5 provinces including the two most populous, Ontario and Quebec, have placed a ban on loyalty programs that reward customers for prescription drug purchases and other pharmacy services. The logic behind the ban is that incentives may distract consumers from responsible decision making. Clearly the legislative bodies throughout Canada share a world view of loyalty marketing where programs are built to do no more than “bribe” the customer in exchange for making a purchase.
How you view the ethical implications of loyalty programs emanates from your personal world view of loyalty marketing, a topic we’ve addressed here.
Now, at the behest of grocery chain Sobey’s, the superior court in the province of Alberta has temporarily stayed the ban pending further review. The judicial review of the Sobey’s filing is scheduled to be heard by the court in January 2015 and, until then, customers will be allowed to collect loyalty currency including that of the popular AirMiles program in participating pharmacies.
In our view, the logic behind the ban is flawed. The regulatory body effectively portrays consumers as simple-minded people whose decision making power over their choice of pharmaceuticals can be influenced by a single point of evaluation, in this case a smallish rebate.
Thinking of the choice of medications available for all types of medical conditions, there are multiple considerations to be evaluated including recommendations from doctors, interaction with other drugs being taken, and the long list of potential risks and side-effects from taking any prescription drug, all of which are disclosed in the fine print of documents accompanying each prescription.
The regulatory bodies also ignore the range of existing incentive programs in market offered by the pharma companies themselves. The benefits of these programs are generally more significant than the impact of collecting a few air miles, yet are an accepted industry marketing practice.
Awarding AirMiles or other promotional currency in conjunction with prescription purchase should be positioned as a tool to increase compliancy, a key determinant of realizing the potential of any pharmaceutical.
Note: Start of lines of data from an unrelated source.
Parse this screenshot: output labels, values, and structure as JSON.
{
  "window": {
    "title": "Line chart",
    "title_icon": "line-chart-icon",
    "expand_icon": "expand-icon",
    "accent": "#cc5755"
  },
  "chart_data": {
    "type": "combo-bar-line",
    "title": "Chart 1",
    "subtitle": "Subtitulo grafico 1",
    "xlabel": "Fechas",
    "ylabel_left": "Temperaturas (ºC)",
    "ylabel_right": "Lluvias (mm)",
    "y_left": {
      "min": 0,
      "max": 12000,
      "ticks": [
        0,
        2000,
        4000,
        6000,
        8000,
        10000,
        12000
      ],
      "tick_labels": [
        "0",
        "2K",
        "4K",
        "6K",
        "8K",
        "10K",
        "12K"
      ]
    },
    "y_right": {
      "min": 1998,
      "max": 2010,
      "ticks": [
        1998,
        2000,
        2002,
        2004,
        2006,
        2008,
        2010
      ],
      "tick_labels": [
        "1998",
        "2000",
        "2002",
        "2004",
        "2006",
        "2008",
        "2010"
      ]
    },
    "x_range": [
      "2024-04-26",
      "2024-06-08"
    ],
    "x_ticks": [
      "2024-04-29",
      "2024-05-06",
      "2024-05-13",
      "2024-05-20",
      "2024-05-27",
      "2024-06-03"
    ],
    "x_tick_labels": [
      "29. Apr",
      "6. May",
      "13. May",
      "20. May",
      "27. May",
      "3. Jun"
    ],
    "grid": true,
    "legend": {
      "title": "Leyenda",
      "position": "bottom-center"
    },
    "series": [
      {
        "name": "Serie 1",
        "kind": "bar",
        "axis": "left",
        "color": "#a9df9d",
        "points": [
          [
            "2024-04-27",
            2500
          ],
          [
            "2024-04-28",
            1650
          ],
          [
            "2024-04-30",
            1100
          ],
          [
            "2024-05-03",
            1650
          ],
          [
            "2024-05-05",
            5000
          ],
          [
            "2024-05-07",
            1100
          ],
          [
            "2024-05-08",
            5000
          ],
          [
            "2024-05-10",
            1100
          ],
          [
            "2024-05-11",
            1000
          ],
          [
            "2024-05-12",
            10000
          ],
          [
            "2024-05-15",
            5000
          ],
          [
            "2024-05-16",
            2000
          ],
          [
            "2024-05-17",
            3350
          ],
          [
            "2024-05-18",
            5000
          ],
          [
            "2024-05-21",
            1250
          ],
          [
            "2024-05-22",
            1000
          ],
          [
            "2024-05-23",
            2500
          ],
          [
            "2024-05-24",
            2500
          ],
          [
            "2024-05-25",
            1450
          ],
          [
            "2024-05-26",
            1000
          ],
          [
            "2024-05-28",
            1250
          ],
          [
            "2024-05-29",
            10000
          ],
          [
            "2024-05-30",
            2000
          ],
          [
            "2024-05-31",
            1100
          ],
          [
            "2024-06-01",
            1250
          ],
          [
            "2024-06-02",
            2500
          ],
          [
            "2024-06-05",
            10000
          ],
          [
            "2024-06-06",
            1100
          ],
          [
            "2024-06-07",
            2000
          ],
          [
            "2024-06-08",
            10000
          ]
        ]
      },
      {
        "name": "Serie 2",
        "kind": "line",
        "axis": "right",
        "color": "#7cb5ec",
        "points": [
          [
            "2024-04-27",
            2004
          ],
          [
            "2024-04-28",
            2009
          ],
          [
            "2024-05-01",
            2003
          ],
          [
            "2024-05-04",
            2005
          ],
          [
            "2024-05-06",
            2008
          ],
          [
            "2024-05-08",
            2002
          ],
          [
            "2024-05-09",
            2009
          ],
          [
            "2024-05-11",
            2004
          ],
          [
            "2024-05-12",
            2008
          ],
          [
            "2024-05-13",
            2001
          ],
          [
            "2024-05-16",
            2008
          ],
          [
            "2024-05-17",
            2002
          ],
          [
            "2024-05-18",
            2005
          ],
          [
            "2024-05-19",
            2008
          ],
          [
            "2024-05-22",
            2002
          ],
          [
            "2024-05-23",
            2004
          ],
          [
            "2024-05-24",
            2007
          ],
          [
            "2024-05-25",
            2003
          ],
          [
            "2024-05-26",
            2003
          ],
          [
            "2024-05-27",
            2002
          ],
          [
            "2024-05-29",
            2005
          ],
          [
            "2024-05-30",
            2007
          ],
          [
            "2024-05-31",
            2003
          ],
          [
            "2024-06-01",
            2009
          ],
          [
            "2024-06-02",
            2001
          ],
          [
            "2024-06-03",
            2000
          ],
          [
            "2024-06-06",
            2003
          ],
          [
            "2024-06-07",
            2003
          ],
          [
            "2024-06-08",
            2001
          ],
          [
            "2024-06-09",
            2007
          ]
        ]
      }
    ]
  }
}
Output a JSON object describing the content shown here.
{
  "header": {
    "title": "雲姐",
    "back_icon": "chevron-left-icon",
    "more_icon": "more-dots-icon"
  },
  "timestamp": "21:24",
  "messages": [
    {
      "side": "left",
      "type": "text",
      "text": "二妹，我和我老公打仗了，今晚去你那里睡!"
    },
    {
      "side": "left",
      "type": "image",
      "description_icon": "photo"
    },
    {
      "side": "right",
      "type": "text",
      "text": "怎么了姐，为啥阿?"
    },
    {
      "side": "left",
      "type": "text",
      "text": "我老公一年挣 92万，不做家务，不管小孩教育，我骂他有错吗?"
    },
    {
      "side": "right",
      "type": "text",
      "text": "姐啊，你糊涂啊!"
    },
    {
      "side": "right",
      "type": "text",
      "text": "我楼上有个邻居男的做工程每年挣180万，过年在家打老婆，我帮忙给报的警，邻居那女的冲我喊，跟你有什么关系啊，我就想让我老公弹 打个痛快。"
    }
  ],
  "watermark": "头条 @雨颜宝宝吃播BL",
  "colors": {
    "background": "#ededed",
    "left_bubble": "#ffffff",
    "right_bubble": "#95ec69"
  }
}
It is also an effective way to create a feedback loop with patients and to improve satisfaction levels with the drugs themselves.
We’ll keep an eye on the progress of the Sobey’s appeal and the legal review planned for next year.